The Crowding of K2 - an opinion.
Over the last month, my social media feed has been swamped with images of climbers queuing on K2. While similar scenes have become commonplace on Everest, I never expected it to happen on the world’s second highest mountain. K2 was too hard and too dangerous to be pulled within reach of the masses, and I believed — without fear of being wrong — that K2 would always be a mountaineer’s mountain.
But I was wrong.
Everest summit ridge. Photo: David Hamilton, Jagged Globe
Predictably, the images triggered a torrent of commentary, ranging from verbal high-fives for the jubilant summiteers, to reminisces of the good ol’ days of self-reliant adventure, and rants about the mountain’s ‘rape’.
It seems that history is repeating itself. The same polarised opinions have been bouncing around since the Big Bang of the commercial expedition era when, in 1992, half a dozen guided teams streamed up Everest’s southeast ridge. Thirty-two people reaching the summit in a day made headlines around the world. At the time, less than 400 people had climbed Everest over the thirty-nine years since its first ascent. Last May, 400 people climbed it in a week.
As a grass-roots climber who hitchhiked between crags and mountain ranges and slowly worked his way up the grades, I was among those who judged other climbers for the purity of their motivations.
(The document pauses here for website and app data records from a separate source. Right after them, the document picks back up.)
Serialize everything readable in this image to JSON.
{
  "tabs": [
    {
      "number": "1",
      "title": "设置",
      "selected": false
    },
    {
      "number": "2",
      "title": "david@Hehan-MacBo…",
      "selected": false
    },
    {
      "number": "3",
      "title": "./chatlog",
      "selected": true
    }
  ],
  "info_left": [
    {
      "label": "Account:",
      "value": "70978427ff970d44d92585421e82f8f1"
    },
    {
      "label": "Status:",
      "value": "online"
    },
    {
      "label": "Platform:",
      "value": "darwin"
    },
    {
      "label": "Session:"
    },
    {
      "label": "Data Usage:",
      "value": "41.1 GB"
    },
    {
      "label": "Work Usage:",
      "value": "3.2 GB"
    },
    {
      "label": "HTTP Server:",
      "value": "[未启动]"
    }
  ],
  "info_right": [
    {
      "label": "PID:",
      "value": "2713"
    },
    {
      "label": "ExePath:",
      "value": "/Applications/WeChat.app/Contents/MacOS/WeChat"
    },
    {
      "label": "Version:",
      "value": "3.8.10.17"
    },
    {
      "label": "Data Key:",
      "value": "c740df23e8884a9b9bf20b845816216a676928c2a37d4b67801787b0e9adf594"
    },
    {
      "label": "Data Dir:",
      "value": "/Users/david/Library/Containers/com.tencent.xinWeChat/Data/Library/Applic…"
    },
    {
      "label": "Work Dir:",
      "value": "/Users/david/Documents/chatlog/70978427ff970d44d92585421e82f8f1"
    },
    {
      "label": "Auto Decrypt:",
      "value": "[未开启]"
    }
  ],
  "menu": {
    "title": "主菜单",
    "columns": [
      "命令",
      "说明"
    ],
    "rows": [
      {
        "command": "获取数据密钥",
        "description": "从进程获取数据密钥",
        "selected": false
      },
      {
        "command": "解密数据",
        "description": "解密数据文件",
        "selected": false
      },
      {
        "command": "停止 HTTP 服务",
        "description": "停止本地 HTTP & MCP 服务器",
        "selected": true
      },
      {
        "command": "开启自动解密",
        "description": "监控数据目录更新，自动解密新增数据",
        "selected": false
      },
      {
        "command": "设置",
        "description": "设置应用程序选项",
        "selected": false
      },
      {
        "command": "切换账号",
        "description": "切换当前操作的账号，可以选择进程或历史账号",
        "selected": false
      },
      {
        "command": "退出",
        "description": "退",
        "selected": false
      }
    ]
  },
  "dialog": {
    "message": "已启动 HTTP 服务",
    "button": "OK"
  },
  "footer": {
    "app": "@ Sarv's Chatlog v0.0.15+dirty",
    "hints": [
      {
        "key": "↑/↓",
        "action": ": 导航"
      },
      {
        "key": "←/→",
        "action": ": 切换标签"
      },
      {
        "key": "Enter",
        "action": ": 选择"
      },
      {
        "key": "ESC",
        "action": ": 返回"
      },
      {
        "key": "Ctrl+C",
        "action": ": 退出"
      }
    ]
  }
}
For me, the challenge of climbing was as much about self-reliance and decision-making as it was about the physical act of the ascent. Clients of mountain guides were spared such responsibility. While they made all the moves, suffered physical hardship, and pushed the boundaries of their mental endurance, their experience remained a diluted version of mountaineering as I knew it. Fine for them to be led up peaks in the Alps, but they hadn’t earned the right to go to Everest. At least, that was my opinion.
My position changed when I became a mountain guide. Taking people climbing allowed me to make a living by doing what I loved. I sought out justifications for my change of heart — the sharing of the mountains with those who’d otherwise never go there, the enrichment of their lives, the employment of local people, the boost to their struggling economies. Right or wrong, my traditional values were expunged by self-interest.
Opinion is like liquid. It flows downhill, takes the route of least resistance, and rests where it’s the most comfortable. When our world tilts, our opinions move with it, shifting one way or the other in accordance with our wants and needs.
So, on what side of the conversation do I stand today? It comes down to my answer to one simple question: Does the crowding of the peaks, whether Everest or K2, make the world a better place?
On balance, I believe it does.